» **Task details**: Drop every picture and give the entries back exactly.

» **Input records**:
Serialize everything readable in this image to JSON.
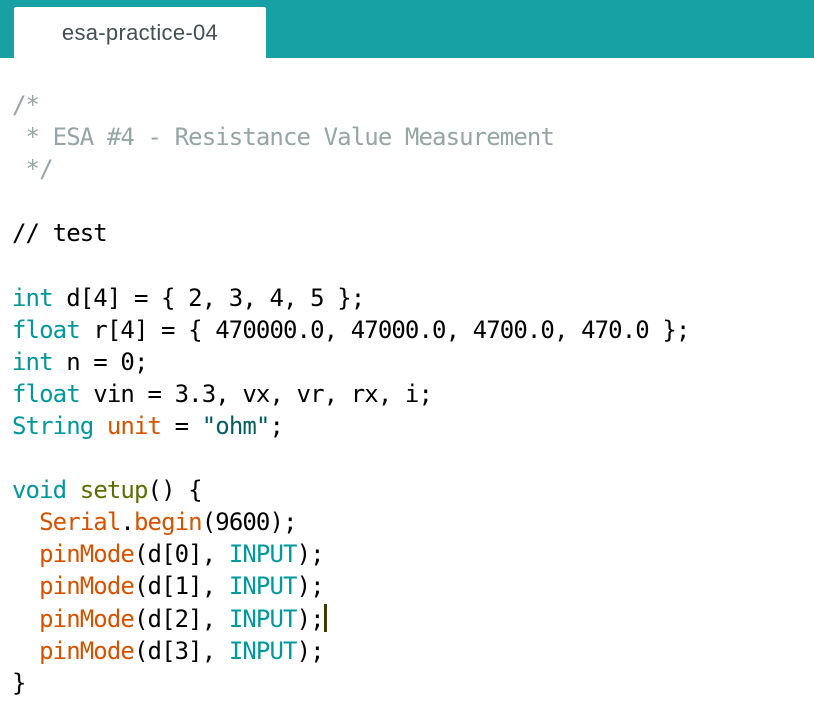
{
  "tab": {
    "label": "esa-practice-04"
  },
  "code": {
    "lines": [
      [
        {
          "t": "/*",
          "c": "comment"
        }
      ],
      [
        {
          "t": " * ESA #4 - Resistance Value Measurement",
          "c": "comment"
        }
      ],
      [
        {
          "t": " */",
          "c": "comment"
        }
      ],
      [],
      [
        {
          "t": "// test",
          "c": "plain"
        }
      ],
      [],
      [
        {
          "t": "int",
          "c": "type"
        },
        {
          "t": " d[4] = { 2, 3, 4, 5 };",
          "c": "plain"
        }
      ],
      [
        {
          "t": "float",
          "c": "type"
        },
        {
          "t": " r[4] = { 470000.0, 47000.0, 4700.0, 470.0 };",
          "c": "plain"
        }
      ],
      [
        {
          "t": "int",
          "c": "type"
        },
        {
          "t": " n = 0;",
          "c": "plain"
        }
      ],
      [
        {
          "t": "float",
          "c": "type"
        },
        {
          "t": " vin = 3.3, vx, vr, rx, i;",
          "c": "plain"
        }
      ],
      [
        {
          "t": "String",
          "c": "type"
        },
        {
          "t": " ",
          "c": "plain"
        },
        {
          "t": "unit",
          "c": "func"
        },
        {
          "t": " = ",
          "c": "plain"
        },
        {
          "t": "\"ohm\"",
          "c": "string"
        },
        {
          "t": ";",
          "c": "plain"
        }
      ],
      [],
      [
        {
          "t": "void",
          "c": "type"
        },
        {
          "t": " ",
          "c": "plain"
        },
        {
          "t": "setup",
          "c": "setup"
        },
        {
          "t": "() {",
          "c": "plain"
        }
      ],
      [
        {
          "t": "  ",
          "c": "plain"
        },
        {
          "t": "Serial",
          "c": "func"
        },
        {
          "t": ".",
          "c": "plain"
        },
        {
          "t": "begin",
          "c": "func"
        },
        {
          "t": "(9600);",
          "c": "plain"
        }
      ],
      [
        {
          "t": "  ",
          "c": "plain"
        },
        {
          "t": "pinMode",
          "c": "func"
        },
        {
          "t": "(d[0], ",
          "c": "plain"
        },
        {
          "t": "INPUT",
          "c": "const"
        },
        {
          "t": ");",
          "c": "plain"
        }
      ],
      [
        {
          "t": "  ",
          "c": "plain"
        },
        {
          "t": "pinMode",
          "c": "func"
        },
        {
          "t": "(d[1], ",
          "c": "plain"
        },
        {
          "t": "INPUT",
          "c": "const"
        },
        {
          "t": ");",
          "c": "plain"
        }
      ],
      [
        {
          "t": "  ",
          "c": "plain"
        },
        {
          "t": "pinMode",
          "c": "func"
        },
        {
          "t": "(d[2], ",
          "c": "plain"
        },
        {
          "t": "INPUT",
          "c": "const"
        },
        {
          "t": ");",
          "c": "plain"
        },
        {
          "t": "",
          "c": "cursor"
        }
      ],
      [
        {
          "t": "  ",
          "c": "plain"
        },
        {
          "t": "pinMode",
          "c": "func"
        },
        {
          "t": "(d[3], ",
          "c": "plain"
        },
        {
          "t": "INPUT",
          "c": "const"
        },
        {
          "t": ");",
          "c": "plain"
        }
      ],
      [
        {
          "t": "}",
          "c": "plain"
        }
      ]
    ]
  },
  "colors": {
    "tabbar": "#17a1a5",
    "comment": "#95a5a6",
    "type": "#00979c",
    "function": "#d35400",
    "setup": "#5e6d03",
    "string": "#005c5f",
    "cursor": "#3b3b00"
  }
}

» **Expected answer**:
Serialize everything readable in this image to JSON.
{
  "tab": {
    "label": "esa-practice-04"
  },
  "code": {
    "lines": [
      [
        {
          "t": "/*",
          "c": "comment"
        }
      ],
      [
        {
          "t": " * ESA #4 - Resistance Value Measurement",
          "c": "comment"
        }
      ],
      [
        {
          "t": " */",
          "c": "comment"
        }
      ],
      [],
      [
        {
          "t": "// test",
          "c": "plain"
        }
      ],
      [],
      [
        {
          "t": "int",
          "c": "type"
        },
        {
          "t": " d[4] = { 2, 3, 4, 5 };",
          "c": "plain"
        }
      ],
      [
        {
          "t": "float",
          "c": "type"
        },
        {
          "t": " r[4] = { 470000.0, 47000.0, 4700.0, 470.0 };",
          "c": "plain"
        }
      ],
      [
        {
          "t": "int",
          "c": "type"
        },
        {
          "t": " n = 0;",
          "c": "plain"
        }
      ],
      [
        {
          "t": "float",
          "c": "type"
        },
        {
          "t": " vin = 3.3, vx, vr, rx, i;",
          "c": "plain"
        }
      ],
      [
        {
          "t": "String",
          "c": "type"
        },
        {
          "t": " ",
          "c": "plain"
        },
        {
          "t": "unit",
          "c": "func"
        },
        {
          "t": " = ",
          "c": "plain"
        },
        {
          "t": "\"ohm\"",
          "c": "string"
        },
        {
          "t": ";",
          "c": "plain"
        }
      ],
      [],
      [
        {
          "t": "void",
          "c": "type"
        },
        {
          "t": " ",
          "c": "plain"
        },
        {
          "t": "setup",
          "c": "setup"
        },
        {
          "t": "() {",
          "c": "plain"
        }
      ],
      [
        {
          "t": "  ",
          "c": "plain"
        },
        {
          "t": "Serial",
          "c": "func"
        },
        {
          "t": ".",
          "c": "plain"
        },
        {
          "t": "begin",
          "c": "func"
        },
        {
          "t": "(9600);",
          "c": "plain"
        }
      ],
      [
        {
          "t": "  ",
          "c": "plain"
        },
        {
          "t": "pinMode",
          "c": "func"
        },
        {
          "t": "(d[0], ",
          "c": "plain"
        },
        {
          "t": "INPUT",
          "c": "const"
        },
        {
          "t": ");",
          "c": "plain"
        }
      ],
      [
        {
          "t": "  ",
          "c": "plain"
        },
        {
          "t": "pinMode",
          "c": "func"
        },
        {
          "t": "(d[1], ",
          "c": "plain"
        },
        {
          "t": "INPUT",
          "c": "const"
        },
        {
          "t": ");",
          "c": "plain"
        }
      ],
      [
        {
          "t": "  ",
          "c": "plain"
        },
        {
          "t": "pinMode",
          "c": "func"
        },
        {
          "t": "(d[2], ",
          "c": "plain"
        },
        {
          "t": "INPUT",
          "c": "const"
        },
        {
          "t": ");",
          "c": "plain"
        },
        {
          "t": "",
          "c": "cursor"
        }
      ],
      [
        {
          "t": "  ",
          "c": "plain"
        },
        {
          "t": "pinMode",
          "c": "func"
        },
        {
          "t": "(d[3], ",
          "c": "plain"
        },
        {
          "t": "INPUT",
          "c": "const"
        },
        {
          "t": ");",
          "c": "plain"
        }
      ],
      [
        {
          "t": "}",
          "c": "plain"
        }
      ]
    ]
  },
  "colors": {
    "tabbar": "#17a1a5",
    "comment": "#95a5a6",
    "type": "#00979c",
    "function": "#d35400",
    "setup": "#5e6d03",
    "string": "#005c5f",
    "cursor": "#3b3b00"
  }
}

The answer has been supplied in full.